Experience in cooperating with criminal justice professionals. Over the years, I have been able to develop relationships with these professionals, not just on a statewide level but also nationally and internationally. 

What do you see as BCI’s strengths? 

Outstanding professional staff. When you ask public safety professionals about their interactions with members of BCI, they have only very positive and complimentary comments about the work ethic, dedication and commitment of the team.  

What are the areas where there is opportunity for growth?

When we look at growth, we must look into the future. If we focus on today or tomorrow, we will be behind, obsolete and irrelevant. Technology, biometrics and criminalistic behavior are constantly changing. As a result, methods of investigation and enforcement must also stay current.  

How do you see BCI’s relationship with local authorities? 

While the relationships with known agencies are cooperative, we have not done enough to promote our mission, services and skills to many agencies and the public in general. When the high-profile cases arise, BCI is mentioned but never to the degree deserved. I also believe that staff should be recognized and thanked for the services provided day in and day out. I guarantee that Ohio residents don’t understand or appreciate the amount of work conducted by staff on an annual basis and the outstanding professional services that are provided.    

What’s your management style? 

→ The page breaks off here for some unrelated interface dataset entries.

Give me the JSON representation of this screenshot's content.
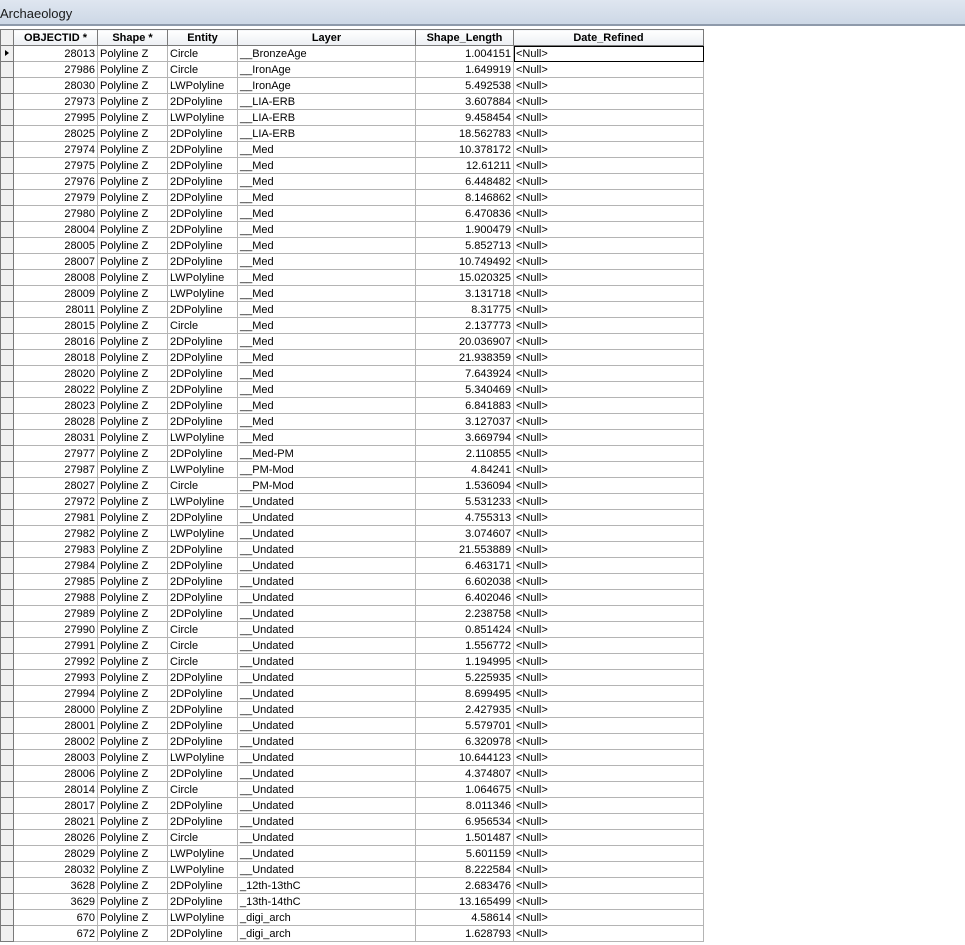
{
  "window": {
    "title": "Archaeology"
  },
  "table": {
    "columns": [
      "OBJECTID *",
      "Shape *",
      "Entity",
      "Layer",
      "Shape_Length",
      "Date_Refined"
    ],
    "rows": [
      [
        "28013",
        "Polyline Z",
        "Circle",
        "__BronzeAge",
        "1.004151",
        "<Null>"
      ],
      [
        "27986",
        "Polyline Z",
        "Circle",
        "__IronAge",
        "1.649919",
        "<Null>"
      ],
      [
        "28030",
        "Polyline Z",
        "LWPolyline",
        "__IronAge",
        "5.492538",
        "<Null>"
      ],
      [
        "27973",
        "Polyline Z",
        "2DPolyline",
        "__LIA-ERB",
        "3.607884",
        "<Null>"
      ],
      [
        "27995",
        "Polyline Z",
        "LWPolyline",
        "__LIA-ERB",
        "9.458454",
        "<Null>"
      ],
      [
        "28025",
        "Polyline Z",
        "2DPolyline",
        "__LIA-ERB",
        "18.562783",
        "<Null>"
      ],
      [
        "27974",
        "Polyline Z",
        "2DPolyline",
        "__Med",
        "10.378172",
        "<Null>"
      ],
      [
        "27975",
        "Polyline Z",
        "2DPolyline",
        "__Med",
        "12.61211",
        "<Null>"
      ],
      [
        "27976",
        "Polyline Z",
        "2DPolyline",
        "__Med",
        "6.448482",
        "<Null>"
      ],
      [
        "27979",
        "Polyline Z",
        "2DPolyline",
        "__Med",
        "8.146862",
        "<Null>"
      ],
      [
        "27980",
        "Polyline Z",
        "2DPolyline",
        "__Med",
        "6.470836",
        "<Null>"
      ],
      [
        "28004",
        "Polyline Z",
        "2DPolyline",
        "__Med",
        "1.900479",
        "<Null>"
      ],
      [
        "28005",
        "Polyline Z",
        "2DPolyline",
        "__Med",
        "5.852713",
        "<Null>"
      ],
      [
        "28007",
        "Polyline Z",
        "2DPolyline",
        "__Med",
        "10.749492",
        "<Null>"
      ],
      [
        "28008",
        "Polyline Z",
        "LWPolyline",
        "__Med",
        "15.020325",
        "<Null>"
      ],
      [
        "28009",
        "Polyline Z",
        "LWPolyline",
        "__Med",
        "3.131718",
        "<Null>"
      ],
      [
        "28011",
        "Polyline Z",
        "2DPolyline",
        "__Med",
        "8.31775",
        "<Null>"
      ],
      [
        "28015",
        "Polyline Z",
        "Circle",
        "__Med",
        "2.137773",
        "<Null>"
      ],
      [
        "28016",
        "Polyline Z",
        "2DPolyline",
        "__Med",
        "20.036907",
        "<Null>"
      ],
      [
        "28018",
        "Polyline Z",
        "2DPolyline",
        "__Med",
        "21.938359",
        "<Null>"
      ],
      [
        "28020",
        "Polyline Z",
        "2DPolyline",
        "__Med",
        "7.643924",
        "<Null>"
      ],
      [
        "28022",
        "Polyline Z",
        "2DPolyline",
        "__Med",
        "5.340469",
        "<Null>"
      ],
      [
        "28023",
        "Polyline Z",
        "2DPolyline",
        "__Med",
        "6.841883",
        "<Null>"
      ],
      [
        "28028",
        "Polyline Z",
        "2DPolyline",
        "__Med",
        "3.127037",
        "<Null>"
      ],
      [
        "28031",
        "Polyline Z",
        "LWPolyline",
        "__Med",
        "3.669794",
        "<Null>"
      ],
      [
        "27977",
        "Polyline Z",
        "2DPolyline",
        "__Med-PM",
        "2.110855",
        "<Null>"
      ],
      [
        "27987",
        "Polyline Z",
        "LWPolyline",
        "__PM-Mod",
        "4.84241",
        "<Null>"
      ],
      [
        "28027",
        "Polyline Z",
        "Circle",
        "__PM-Mod",
        "1.536094",
        "<Null>"
      ],
      [
        "27972",
        "Polyline Z",
        "LWPolyline",
        "__Undated",
        "5.531233",
        "<Null>"
      ],
      [
        "27981",
        "Polyline Z",
        "2DPolyline",
        "__Undated",
        "4.755313",
        "<Null>"
      ],
      [
        "27982",
        "Polyline Z",
        "LWPolyline",
        "__Undated",
        "3.074607",
        "<Null>"
      ],
      [
        "27983",
        "Polyline Z",
        "2DPolyline",
        "__Undated",
        "21.553889",
        "<Null>"
      ],
      [
        "27984",
        "Polyline Z",
        "2DPolyline",
        "__Undated",
        "6.463171",
        "<Null>"
      ],
      [
        "27985",
        "Polyline Z",
        "2DPolyline",
        "__Undated",
        "6.602038",
        "<Null>"
      ],
      [
        "27988",
        "Polyline Z",
        "2DPolyline",
        "__Undated",
        "6.402046",
        "<Null>"
      ],
      [
        "27989",
        "Polyline Z",
        "2DPolyline",
        "__Undated",
        "2.238758",
        "<Null>"
      ],
      [
        "27990",
        "Polyline Z",
        "Circle",
        "__Undated",
        "0.851424",
        "<Null>"
      ],
      [
        "27991",
        "Polyline Z",
        "Circle",
        "__Undated",
        "1.556772",
        "<Null>"
      ],
      [
        "27992",
        "Polyline Z",
        "Circle",
        "__Undated",
        "1.194995",
        "<Null>"
      ],
      [
        "27993",
        "Polyline Z",
        "2DPolyline",
        "__Undated",
        "5.225935",
        "<Null>"
      ],
      [
        "27994",
        "Polyline Z",
        "2DPolyline",
        "__Undated",
        "8.699495",
        "<Null>"
      ],
      [
        "28000",
        "Polyline Z",
        "2DPolyline",
        "__Undated",
        "2.427935",
        "<Null>"
      ],
      [
        "28001",
        "Polyline Z",
        "2DPolyline",
        "__Undated",
        "5.579701",
        "<Null>"
      ],
      [
        "28002",
        "Polyline Z",
        "2DPolyline",
        "__Undated",
        "6.320978",
        "<Null>"
      ],
      [
        "28003",
        "Polyline Z",
        "LWPolyline",
        "__Undated",
        "10.644123",
        "<Null>"
      ],
      [
        "28006",
        "Polyline Z",
        "2DPolyline",
        "__Undated",
        "4.374807",
        "<Null>"
      ],
      [
        "28014",
        "Polyline Z",
        "Circle",
        "__Undated",
        "1.064675",
        "<Null>"
      ],
      [
        "28017",
        "Polyline Z",
        "2DPolyline",
        "__Undated",
        "8.011346",
        "<Null>"
      ],
      [
        "28021",
        "Polyline Z",
        "2DPolyline",
        "__Undated",
        "6.956534",
        "<Null>"
      ],
      [
        "28026",
        "Polyline Z",
        "Circle",
        "__Undated",
        "1.501487",
        "<Null>"
      ],
      [
        "28029",
        "Polyline Z",
        "LWPolyline",
        "__Undated",
        "5.601159",
        "<Null>"
      ],
      [
        "28032",
        "Polyline Z",
        "LWPolyline",
        "__Undated",
        "8.222584",
        "<Null>"
      ],
      [
        "3628",
        "Polyline Z",
        "2DPolyline",
        "_12th-13thC",
        "2.683476",
        "<Null>"
      ],
      [
        "3629",
        "Polyline Z",
        "2DPolyline",
        "_13th-14thC",
        "13.165499",
        "<Null>"
      ],
      [
        "670",
        "Polyline Z",
        "LWPolyline",
        "_digi_arch",
        "4.58614",
        "<Null>"
      ],
      [
        "672",
        "Polyline Z",
        "2DPolyline",
        "_digi_arch",
        "1.628793",
        "<Null>"
      ]
    ]
  }
}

Collaborative and participatory. In my past leadership roles, the greatest and most successful concepts were a result of frontline staff. While there are times for crisis leadership when things must be decided in an instant, I believe in cooperation and partnerships.  

A prime example of the power of collaboration is the annual Ohio Law Enforcement Summit. Historically, the Attorney General’s Office, the Ohio State Highway Patrol, the Buckeye State Sheriffs’ Association and the Ohio Association of Chiefs of Police worked together reactively, meaning there had to be an event to bring the groups together. That is until the Highway Patrol’s Col. Paul Pride, Sheriff Mike McCauley and I sat down together to form a more proactive approach. What resulted is the annual Ohio Law Enforcement Summit.

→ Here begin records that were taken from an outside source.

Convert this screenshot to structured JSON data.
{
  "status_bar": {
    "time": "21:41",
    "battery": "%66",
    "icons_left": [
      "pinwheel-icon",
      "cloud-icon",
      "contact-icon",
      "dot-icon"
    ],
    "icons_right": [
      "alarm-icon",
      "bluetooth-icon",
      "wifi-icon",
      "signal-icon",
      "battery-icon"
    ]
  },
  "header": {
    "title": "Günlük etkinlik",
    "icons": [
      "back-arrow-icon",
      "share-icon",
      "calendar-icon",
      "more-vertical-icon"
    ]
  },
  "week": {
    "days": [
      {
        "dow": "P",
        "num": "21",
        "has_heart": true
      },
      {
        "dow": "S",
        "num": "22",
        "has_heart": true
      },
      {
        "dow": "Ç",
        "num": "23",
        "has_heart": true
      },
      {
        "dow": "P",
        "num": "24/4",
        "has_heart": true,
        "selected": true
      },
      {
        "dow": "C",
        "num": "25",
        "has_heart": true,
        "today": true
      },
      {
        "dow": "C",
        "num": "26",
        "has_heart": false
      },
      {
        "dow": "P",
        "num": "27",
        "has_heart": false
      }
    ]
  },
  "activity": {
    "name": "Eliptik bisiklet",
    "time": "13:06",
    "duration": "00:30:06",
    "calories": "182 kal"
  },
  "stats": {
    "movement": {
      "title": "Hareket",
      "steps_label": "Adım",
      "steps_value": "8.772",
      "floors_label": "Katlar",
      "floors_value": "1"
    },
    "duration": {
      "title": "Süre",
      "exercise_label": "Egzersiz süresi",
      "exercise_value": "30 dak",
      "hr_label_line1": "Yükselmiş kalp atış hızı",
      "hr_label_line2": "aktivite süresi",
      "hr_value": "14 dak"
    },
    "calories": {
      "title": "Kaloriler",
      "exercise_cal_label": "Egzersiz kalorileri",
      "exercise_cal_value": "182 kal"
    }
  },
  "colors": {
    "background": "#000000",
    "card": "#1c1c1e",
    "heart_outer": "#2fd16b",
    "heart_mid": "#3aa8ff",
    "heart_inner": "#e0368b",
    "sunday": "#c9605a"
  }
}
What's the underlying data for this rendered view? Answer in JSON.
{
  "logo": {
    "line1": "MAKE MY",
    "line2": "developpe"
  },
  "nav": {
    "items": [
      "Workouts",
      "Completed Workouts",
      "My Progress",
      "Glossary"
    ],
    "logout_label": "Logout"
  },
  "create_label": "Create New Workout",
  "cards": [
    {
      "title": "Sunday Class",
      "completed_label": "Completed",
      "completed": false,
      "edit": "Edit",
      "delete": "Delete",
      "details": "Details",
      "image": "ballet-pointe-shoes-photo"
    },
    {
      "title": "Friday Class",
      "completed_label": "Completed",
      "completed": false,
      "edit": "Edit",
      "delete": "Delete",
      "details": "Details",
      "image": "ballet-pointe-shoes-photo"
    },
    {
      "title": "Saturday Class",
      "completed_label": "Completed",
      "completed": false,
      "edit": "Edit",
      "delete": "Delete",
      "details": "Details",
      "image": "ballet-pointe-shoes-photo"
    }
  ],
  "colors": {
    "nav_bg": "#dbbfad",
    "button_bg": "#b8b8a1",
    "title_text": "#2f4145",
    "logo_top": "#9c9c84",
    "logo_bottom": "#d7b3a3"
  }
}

Today, the two-day summit with representatives from all of those organizations is held to address contemporary issues in law enforcement. 

When did you first know you wanted to be a law enforcement officer?

When I was a youngster growing up. We always played sports in the streets and neighbors would call the police to move us off the streets. We had a district officer who would move us to a side street, take off his duty gear, lock it in his trunk and spend time not just playing sports with us, but also providing direction and mentorship. 

Why do you want this job? 

This is a fantastic opportunity to work in an extremely professional organization. I am truly fortunate and blessed to be given this opportunity. We will make it our mission to be the state investigative organization that all other states look to for progressive, dynamic processes and actions.

Bio box 

“Westerville, but I grew up on the south end of Columbus.”

Family: “My No. 1 supporter is Gina Bentle, my significant other. I also have three great adult children: Joel, Alexandra and Gabrielle.”  

Education: Father Joseph Wehrle High School in Columbus; associate and bachelor’s degrees in Criminal Justice and Criminal Justice Administration from Columbia Southern University; F.B.I. National Academy, where he completed work on obtaining a master’s degree

Past roles: Chief of Police in Westerville since 2005; 33 total years with Westerville included leading each of the five bureaus and serving in many capacities; Deputy with the Franklin County Sheriff’s Office — highest rank: Corporal; Past President of the Ohio Association of Chiefs of Police; roles on state boards, panels and commissions for the Ohio Legislature, the Governor’s Office and the Attorney General’s Office